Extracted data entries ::

◆ ◆ ◆

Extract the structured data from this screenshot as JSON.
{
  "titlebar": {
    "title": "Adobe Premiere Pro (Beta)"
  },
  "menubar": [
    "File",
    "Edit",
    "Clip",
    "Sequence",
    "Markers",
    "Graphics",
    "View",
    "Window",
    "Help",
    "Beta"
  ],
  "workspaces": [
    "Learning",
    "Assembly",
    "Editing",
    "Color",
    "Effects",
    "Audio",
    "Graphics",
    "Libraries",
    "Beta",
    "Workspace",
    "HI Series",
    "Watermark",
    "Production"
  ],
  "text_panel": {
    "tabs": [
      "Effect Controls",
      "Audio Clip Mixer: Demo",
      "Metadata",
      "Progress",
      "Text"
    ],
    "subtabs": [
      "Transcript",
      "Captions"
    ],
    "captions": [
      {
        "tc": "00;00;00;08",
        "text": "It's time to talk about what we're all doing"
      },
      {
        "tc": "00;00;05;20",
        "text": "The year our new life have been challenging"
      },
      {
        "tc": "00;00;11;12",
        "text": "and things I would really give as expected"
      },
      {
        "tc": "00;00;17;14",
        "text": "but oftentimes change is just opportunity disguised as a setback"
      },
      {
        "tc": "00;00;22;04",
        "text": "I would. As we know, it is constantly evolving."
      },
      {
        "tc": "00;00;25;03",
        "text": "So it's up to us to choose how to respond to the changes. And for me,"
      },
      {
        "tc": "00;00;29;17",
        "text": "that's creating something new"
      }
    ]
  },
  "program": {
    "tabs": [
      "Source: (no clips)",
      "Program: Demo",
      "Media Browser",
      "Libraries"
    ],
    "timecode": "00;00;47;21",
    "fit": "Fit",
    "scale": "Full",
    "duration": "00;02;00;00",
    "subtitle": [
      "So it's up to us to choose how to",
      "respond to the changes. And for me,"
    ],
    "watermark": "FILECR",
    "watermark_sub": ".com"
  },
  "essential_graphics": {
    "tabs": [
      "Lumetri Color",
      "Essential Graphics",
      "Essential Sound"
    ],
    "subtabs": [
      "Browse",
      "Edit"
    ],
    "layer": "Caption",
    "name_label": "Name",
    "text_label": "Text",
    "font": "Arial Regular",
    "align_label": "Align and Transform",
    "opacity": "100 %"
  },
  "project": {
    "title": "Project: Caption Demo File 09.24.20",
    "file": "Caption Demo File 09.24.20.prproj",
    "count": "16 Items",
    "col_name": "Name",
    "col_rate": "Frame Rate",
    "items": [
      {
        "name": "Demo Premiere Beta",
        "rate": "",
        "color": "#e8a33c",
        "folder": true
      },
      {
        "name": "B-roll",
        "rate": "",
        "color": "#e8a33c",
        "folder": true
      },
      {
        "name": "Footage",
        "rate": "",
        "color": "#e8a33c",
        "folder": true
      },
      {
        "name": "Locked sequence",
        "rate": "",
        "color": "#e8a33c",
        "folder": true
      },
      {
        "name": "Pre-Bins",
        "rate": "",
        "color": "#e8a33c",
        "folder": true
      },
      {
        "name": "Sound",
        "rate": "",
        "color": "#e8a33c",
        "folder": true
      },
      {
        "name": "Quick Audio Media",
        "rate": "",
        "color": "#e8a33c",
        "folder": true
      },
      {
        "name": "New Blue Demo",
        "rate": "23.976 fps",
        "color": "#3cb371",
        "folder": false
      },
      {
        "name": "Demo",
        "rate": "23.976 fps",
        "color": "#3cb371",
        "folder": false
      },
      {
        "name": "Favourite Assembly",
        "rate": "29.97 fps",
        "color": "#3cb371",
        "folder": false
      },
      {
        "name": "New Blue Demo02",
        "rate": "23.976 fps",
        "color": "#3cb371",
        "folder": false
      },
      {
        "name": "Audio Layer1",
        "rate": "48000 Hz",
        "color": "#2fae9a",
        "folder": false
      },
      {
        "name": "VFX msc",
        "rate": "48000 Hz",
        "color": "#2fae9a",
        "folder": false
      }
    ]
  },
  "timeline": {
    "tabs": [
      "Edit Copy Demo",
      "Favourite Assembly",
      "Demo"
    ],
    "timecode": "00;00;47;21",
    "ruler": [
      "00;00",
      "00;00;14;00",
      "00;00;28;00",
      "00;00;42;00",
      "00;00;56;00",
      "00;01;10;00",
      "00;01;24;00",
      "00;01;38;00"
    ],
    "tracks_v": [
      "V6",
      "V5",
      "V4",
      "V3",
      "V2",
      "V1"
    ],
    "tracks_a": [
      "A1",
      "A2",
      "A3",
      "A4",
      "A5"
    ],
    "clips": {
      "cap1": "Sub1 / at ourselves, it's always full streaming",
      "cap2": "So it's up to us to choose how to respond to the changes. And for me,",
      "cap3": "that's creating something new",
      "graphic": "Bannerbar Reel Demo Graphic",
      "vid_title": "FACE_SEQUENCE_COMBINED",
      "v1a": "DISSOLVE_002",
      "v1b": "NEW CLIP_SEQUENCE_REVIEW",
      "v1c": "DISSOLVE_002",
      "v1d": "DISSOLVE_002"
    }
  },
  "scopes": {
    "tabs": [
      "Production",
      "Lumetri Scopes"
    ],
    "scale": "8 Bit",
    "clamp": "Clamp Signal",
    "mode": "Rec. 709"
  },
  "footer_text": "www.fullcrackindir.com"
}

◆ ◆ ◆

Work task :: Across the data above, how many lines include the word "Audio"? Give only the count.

Answer space :: 4